PROBLEM STATEMENT
Copy out each line of the listing that has the word "this" in it.

LISTED RECORDS
⁂
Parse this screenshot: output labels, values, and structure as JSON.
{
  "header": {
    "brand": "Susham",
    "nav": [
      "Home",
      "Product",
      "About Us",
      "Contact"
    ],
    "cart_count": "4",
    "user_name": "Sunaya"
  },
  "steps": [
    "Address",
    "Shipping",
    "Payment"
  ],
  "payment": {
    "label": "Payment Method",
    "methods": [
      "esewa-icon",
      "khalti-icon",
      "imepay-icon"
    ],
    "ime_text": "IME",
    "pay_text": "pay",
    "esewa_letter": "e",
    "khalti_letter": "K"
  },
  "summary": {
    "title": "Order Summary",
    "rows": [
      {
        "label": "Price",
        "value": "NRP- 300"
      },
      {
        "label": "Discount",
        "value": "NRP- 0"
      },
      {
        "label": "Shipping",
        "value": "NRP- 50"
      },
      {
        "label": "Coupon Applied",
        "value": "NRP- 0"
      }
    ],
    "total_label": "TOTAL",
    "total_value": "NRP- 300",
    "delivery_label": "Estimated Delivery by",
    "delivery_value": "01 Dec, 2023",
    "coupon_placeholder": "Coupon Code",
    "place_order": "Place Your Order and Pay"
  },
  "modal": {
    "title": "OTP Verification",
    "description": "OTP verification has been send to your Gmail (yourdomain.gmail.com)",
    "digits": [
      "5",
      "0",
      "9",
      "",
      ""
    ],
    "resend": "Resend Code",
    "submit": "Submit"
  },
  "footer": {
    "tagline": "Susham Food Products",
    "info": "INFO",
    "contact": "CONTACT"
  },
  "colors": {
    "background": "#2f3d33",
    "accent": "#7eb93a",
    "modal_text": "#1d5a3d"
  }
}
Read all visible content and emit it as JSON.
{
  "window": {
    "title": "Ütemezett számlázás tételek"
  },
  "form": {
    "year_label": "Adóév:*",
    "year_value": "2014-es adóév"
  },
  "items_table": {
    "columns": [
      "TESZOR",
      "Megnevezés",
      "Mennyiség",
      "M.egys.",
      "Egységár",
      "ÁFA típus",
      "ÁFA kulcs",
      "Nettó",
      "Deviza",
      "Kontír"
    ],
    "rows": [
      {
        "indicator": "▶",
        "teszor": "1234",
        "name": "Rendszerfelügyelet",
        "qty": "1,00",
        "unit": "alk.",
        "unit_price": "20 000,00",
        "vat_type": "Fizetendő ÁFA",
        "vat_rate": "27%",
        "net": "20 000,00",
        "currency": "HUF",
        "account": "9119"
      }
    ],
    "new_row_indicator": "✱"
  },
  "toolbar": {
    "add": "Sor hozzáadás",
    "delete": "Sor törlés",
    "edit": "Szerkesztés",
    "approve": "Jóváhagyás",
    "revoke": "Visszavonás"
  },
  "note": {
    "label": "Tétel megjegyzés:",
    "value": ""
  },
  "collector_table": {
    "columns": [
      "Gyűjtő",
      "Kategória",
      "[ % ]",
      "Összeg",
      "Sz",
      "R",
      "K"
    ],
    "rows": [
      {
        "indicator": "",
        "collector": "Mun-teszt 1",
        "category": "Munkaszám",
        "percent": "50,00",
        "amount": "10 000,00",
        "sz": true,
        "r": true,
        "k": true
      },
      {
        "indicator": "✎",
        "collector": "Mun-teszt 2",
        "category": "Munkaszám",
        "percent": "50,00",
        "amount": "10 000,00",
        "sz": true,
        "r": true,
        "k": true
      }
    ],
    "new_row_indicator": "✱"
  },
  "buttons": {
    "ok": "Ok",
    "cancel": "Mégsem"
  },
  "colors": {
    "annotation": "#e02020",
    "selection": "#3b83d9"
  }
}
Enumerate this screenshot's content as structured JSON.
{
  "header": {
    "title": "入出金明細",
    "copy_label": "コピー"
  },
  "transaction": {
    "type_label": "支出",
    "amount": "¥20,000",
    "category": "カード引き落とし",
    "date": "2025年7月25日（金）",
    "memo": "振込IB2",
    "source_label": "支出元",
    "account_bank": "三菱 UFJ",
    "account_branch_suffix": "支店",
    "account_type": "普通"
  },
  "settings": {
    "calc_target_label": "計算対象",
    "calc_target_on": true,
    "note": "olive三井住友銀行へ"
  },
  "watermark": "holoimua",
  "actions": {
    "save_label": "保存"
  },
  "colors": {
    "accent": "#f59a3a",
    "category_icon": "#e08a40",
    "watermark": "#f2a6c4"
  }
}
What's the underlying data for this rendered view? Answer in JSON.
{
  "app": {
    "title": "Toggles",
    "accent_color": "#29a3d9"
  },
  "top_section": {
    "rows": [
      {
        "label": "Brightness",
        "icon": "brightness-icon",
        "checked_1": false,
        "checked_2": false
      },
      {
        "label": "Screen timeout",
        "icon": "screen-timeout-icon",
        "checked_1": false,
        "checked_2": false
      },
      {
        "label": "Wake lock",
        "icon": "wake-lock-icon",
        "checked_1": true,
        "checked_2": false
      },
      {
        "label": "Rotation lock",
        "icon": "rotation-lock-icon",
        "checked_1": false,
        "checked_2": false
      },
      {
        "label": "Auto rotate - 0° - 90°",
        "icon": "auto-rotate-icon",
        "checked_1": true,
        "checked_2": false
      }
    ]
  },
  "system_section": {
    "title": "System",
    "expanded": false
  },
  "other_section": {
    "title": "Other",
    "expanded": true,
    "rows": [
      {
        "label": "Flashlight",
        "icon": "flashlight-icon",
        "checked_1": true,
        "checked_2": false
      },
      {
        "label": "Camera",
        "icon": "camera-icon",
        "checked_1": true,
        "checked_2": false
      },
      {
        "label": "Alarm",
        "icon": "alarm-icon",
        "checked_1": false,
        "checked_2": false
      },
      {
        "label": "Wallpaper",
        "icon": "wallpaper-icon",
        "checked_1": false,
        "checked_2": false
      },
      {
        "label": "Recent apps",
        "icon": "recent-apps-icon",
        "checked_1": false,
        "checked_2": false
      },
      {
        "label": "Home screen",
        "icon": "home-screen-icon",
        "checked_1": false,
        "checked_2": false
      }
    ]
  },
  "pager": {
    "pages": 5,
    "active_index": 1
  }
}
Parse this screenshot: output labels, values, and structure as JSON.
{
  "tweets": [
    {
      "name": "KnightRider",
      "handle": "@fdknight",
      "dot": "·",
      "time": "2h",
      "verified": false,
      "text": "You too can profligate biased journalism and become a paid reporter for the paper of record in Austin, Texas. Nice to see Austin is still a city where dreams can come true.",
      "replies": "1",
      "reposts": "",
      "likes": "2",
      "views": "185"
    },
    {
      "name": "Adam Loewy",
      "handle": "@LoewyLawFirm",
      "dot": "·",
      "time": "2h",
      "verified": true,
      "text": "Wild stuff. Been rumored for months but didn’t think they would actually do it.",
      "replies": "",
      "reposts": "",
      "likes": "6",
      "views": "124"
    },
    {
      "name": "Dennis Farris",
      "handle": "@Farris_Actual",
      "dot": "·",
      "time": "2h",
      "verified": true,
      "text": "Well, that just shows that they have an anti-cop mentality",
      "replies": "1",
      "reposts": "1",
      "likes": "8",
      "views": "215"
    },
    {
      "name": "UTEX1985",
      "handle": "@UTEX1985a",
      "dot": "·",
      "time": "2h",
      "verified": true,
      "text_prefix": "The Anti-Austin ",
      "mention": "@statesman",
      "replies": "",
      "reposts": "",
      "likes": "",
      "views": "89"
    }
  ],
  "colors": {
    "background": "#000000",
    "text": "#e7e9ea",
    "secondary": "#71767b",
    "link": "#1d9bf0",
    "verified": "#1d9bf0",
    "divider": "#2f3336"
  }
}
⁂
TASK RESPONSE
Parse this screenshot: output labels, values, and structure as JSON.
Enumerate this screenshot's content as structured JSON.
What's the underlying data for this rendered view? Answer in JSON.
Parse this screenshot: output labels, values, and structure as JSON.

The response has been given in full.